Greetings, fellow readers of JAPAN Forward.
Only a handful of days remain before the curtain at last rises on the Tokyo Olympic Games. One month later the Paralympics will take place.
I will be participating in the Games as head coach of Japan’s men’s judo national team.
I have also been honored by being selected to perform the important role at the Opening Ceremony of taking the Olympic Oath on behalf of all coaches participating in the Olympics.
Whereas in the past a single individual has been entrusted with this duty, from the standpoint of gender equality, at these Olympics for the first time both a male and a female coach will take the oath. Reika Utsugi, the head coach of Japan women’s softball national team and I will be taking the oath together.
Since a person taking the oath is by tradition from the host nation, I will be taking the oath on behalf of all the coaches, staff members and other participating parties. Therefore, when I recite the oath, I will be very much cognizant of the principles enshrined in the Olympic Charter, including sportsmanship and fair play.

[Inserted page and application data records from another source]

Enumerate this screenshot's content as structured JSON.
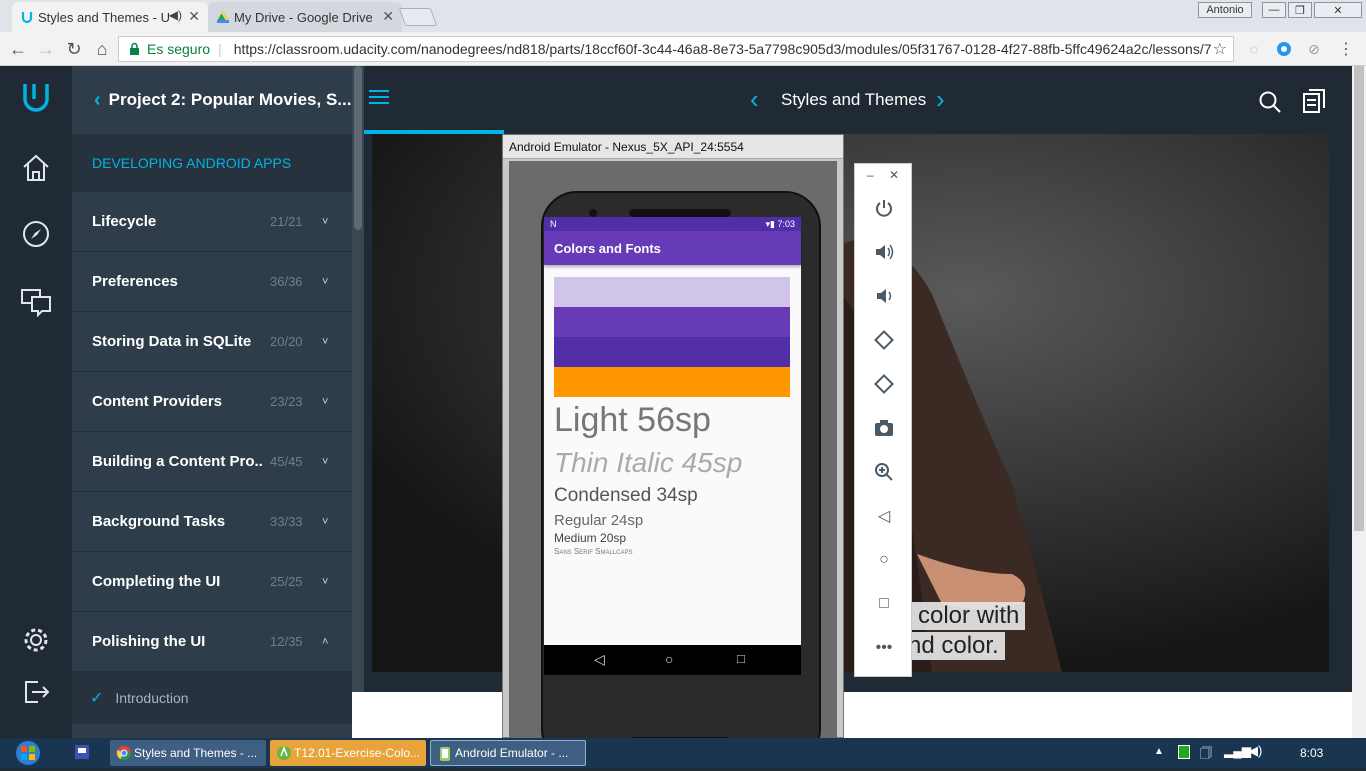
{
  "browser": {
    "tabs": [
      {
        "title": "Styles and Themes - U",
        "active": true
      },
      {
        "title": "My Drive - Google Drive",
        "active": false
      }
    ],
    "profile": "Antonio",
    "secure_label": "Es seguro",
    "url": "https://classroom.udacity.com/nanodegrees/nd818/parts/18ccf60f-3c44-46a8-8e73-5a7798c905d3/modules/05f31767-0128-4f27-88fb-5ffc49624a2c/lessons/7"
  },
  "sidebar": {
    "back_title": "Project 2: Popular Movies, S...",
    "section": "DEVELOPING ANDROID APPS",
    "lessons": [
      {
        "title": "Lifecycle",
        "count": "21/21",
        "chevron": "˅"
      },
      {
        "title": "Preferences",
        "count": "36/36",
        "chevron": "˅"
      },
      {
        "title": "Storing Data in SQLite",
        "count": "20/20",
        "chevron": "˅"
      },
      {
        "title": "Content Providers",
        "count": "23/23",
        "chevron": "˅"
      },
      {
        "title": "Building a Content Pro...",
        "count": "45/45",
        "chevron": "˅"
      },
      {
        "title": "Background Tasks",
        "count": "33/33",
        "chevron": "˅"
      },
      {
        "title": "Completing the UI",
        "count": "25/25",
        "chevron": "˅"
      },
      {
        "title": "Polishing the UI",
        "count": "12/35",
        "chevron": "˄"
      }
    ],
    "concept": "Introduction"
  },
  "header": {
    "title": "Styles and Themes"
  },
  "emulator": {
    "window_title": "Android Emulator - Nexus_5X_API_24:5554",
    "status_time": "7:03",
    "app_title": "Colors and Fonts",
    "swatches": [
      "#d1c4e9",
      "#673ab7",
      "#512da8",
      "#ff9800"
    ],
    "samples": [
      "Light 56sp",
      "Thin Italic 45sp",
      "Condensed 34sp",
      "Regular 24sp",
      "Medium 20sp",
      "Sans Serif Smallcaps"
    ]
  },
  "video": {
    "caption_line1": "color with",
    "caption_line2": "nd color."
  },
  "taskbar": {
    "items": [
      {
        "label": "Styles and Themes - ..."
      },
      {
        "label": "T12.01-Exercise-Colo..."
      },
      {
        "label": "Android Emulator - ..."
      }
    ],
    "clock": "8:03"
  },
  "colors": {
    "udacity_blue": "#02b3e4",
    "sidebar_bg": "#2e3d49",
    "rail_bg": "#1f2a35"
  }
}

In Japan a tremendous debate has been ongoing since last year as to whether we should go ahead with staging the Olympics and Paralympics while COVID-19 continues to rage.
Is it right to stage the Olympics while the entire world is suffering from a pandemic? As someone directly concerned, I have repeatedly asked myself that very question. What is the significance if the Games take place as planned? I think that probably most coaches, athletes and other participants have been asking themselves such questions.
However, now that it has been decided that the Olympics will go ahead as planned, all we can do is do our utmost to ensure their success.
Athletes participating in the Games have devoted their lives to making it to the Olympics and given their all to see their Olympic dreams come true.
They have never lost heart or given up. Instead, they have continued to train diligently.
The results of their steady efforts will be on display on the world stage at the Olympics. And I am sure we will be able to witness very moving human dramas.
The drama will go beyond such things as the colors or number of medals won, or whether athletes prove victorious or go down to defeat.
It is also certain to encompass scenes such as the athletes challenging themselves or interacting with friendship outside of the competition itself.
I believe that sports mirror life. One step forward, and then two steps back. Two steps forward, and then backwards again.
Only one thing is certain: things will never go exactly as planned.
Be that as it may, the trick is to continue on, one day at a time, never giving up.
Hopes are fulfilled by progressing a little bit at a time towards the future. Thus, it is probably fair to say that sports and life are two sides of the same coin.
Sports also have the power to bring people together.
The various problems that beset the world today are creating new divisions among people.
If all the people from around the world gathering in Tokyo for the Olympics and Paralympics can pool their strength, thereby sending out a positive message, I believe that would demonstrate to everyone, everywhere the importance of human ties.
I truly believe that.
Most of the events at these Olympic Games will be held without spectators in attendance. That is truly regrettable, but I am sure that the athletes will be very much aware of the vocal encouragement they are receiving from everyone watching the events on television or the Internet and will deliver their best possible performances.
I ask that everyone cheer on the athletes of the world at these very significant Olympic Games.
Author: Kosei Inoue, Chairman of the NPO JUDOs
Kosei Inoue is an Olympic gold medalist in judo who is now head coach of Japan’s men’s national judo team. As an active judoka, Inoue won many international and national tournaments and was Japan’s flag bearer at the 2000 Sydney Olympics.
(Click here to read the article in Japanese.)